---------- Recorded information

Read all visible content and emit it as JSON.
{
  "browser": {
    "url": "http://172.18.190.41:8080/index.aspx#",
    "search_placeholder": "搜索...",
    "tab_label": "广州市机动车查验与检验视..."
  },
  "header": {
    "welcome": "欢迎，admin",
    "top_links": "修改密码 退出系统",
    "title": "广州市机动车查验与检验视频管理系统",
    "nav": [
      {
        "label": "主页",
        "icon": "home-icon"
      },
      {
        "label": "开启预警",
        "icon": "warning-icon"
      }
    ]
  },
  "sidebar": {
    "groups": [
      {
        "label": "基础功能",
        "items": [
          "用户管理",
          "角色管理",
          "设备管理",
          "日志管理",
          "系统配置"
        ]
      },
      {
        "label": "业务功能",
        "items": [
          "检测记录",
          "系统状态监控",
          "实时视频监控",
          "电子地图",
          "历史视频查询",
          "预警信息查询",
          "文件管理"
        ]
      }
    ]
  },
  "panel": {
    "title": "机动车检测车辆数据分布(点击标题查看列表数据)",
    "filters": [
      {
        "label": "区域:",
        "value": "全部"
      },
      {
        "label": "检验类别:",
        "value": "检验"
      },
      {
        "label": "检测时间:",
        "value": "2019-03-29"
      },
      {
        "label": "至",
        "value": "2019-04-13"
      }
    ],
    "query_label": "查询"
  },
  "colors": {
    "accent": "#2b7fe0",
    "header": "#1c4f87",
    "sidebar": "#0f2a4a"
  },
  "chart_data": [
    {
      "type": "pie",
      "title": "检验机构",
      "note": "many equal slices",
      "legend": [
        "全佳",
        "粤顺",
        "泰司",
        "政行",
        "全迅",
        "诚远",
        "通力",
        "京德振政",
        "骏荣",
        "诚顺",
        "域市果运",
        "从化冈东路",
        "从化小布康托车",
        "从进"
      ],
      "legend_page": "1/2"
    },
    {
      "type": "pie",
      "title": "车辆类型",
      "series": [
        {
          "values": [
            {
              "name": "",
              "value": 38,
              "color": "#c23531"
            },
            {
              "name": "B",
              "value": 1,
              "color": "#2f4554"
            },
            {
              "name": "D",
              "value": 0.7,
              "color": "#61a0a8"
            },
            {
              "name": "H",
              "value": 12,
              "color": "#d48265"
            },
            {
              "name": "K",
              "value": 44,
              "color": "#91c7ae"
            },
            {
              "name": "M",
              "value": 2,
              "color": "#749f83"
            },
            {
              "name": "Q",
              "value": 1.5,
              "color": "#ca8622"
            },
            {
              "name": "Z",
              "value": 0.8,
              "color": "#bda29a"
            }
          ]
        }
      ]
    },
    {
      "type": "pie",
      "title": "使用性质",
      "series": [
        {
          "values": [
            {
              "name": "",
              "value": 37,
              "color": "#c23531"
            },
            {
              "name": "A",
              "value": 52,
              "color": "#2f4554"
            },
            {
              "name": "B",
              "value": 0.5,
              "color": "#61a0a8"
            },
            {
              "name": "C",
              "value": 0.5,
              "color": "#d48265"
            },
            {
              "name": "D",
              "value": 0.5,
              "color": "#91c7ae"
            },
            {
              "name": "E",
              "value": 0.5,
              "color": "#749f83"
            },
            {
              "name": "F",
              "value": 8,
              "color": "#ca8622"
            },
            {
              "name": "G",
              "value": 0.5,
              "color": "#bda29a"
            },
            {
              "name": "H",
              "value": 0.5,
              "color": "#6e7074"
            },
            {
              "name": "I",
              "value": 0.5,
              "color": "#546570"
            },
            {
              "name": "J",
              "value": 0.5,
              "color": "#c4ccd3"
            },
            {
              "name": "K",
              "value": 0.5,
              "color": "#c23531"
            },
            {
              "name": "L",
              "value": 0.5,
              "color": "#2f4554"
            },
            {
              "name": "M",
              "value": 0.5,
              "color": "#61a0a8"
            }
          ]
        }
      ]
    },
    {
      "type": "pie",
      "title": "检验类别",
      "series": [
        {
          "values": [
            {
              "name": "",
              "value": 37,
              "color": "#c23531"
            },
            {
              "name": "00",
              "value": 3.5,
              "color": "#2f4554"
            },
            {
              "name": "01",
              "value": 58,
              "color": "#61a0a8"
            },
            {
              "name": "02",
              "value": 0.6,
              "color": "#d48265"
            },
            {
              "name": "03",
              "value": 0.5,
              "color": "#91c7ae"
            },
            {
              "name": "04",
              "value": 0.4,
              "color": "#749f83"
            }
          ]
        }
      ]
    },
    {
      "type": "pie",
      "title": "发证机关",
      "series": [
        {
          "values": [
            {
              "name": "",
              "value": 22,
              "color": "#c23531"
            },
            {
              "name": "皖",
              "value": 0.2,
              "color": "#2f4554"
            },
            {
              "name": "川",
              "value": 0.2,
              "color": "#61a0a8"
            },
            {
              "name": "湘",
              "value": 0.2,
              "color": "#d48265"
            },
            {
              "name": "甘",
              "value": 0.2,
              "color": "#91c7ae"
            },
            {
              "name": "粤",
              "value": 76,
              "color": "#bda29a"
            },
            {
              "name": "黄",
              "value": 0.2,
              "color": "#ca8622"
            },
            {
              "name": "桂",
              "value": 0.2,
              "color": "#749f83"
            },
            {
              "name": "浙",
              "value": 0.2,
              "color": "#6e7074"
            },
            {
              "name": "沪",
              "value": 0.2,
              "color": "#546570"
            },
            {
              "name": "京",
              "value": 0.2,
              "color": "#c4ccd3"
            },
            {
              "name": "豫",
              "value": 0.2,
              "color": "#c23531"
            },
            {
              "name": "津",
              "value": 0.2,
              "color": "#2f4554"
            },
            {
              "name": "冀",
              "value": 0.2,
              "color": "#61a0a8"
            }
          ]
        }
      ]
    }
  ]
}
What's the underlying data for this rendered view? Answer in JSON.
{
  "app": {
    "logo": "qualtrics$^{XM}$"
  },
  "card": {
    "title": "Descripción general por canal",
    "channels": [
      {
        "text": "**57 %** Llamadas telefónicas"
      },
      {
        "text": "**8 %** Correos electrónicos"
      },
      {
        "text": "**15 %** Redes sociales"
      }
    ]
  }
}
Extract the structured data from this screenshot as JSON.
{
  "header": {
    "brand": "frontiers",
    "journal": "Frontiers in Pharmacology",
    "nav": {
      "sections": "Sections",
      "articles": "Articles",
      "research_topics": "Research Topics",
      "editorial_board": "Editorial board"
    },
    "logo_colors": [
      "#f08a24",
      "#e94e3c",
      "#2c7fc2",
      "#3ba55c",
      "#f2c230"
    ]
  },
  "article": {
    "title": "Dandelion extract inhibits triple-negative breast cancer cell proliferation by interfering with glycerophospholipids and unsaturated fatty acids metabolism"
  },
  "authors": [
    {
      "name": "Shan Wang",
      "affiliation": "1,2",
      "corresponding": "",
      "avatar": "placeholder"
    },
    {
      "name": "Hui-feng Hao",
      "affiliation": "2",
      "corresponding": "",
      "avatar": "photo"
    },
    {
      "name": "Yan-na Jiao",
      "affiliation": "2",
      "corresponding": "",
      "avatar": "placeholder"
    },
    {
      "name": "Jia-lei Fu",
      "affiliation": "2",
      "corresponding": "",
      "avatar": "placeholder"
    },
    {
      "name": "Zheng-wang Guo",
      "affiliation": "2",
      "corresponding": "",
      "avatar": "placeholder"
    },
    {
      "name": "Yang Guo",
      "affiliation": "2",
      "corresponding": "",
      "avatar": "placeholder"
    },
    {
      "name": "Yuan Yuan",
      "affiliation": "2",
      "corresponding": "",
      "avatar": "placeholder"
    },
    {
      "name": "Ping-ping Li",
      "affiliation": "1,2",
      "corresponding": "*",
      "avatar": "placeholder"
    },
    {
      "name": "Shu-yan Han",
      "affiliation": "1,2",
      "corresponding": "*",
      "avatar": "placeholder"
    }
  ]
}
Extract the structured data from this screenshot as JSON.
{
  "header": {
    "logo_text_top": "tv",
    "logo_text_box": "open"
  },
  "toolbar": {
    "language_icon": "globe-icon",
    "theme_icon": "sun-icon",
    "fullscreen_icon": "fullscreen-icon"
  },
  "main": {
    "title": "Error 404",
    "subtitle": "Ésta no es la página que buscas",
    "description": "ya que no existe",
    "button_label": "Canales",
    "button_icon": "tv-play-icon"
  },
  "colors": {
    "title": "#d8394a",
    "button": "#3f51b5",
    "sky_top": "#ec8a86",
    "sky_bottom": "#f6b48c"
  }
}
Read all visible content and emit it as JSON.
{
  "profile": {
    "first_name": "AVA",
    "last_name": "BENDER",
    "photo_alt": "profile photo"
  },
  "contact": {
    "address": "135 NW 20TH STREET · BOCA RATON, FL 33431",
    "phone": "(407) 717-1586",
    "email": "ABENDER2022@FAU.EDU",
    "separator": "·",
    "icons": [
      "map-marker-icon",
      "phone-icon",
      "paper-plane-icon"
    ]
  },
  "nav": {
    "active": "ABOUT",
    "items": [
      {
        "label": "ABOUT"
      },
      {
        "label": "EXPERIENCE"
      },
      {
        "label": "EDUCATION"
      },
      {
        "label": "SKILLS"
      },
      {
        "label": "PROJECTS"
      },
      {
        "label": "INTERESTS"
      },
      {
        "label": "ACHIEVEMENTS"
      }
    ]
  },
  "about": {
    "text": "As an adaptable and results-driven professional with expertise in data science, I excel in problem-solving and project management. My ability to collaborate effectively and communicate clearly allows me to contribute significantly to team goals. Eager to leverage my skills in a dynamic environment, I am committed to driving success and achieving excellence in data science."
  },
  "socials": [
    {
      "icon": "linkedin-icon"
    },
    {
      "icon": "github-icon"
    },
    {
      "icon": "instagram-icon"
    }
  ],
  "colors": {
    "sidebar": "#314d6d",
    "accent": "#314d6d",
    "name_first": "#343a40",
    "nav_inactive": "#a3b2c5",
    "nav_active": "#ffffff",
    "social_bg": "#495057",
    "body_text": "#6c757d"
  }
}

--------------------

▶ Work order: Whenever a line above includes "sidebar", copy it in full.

▶ Expected answer:
  "sidebar": {
    "sidebar": "#0f2a4a"
    "sidebar": "#314d6d",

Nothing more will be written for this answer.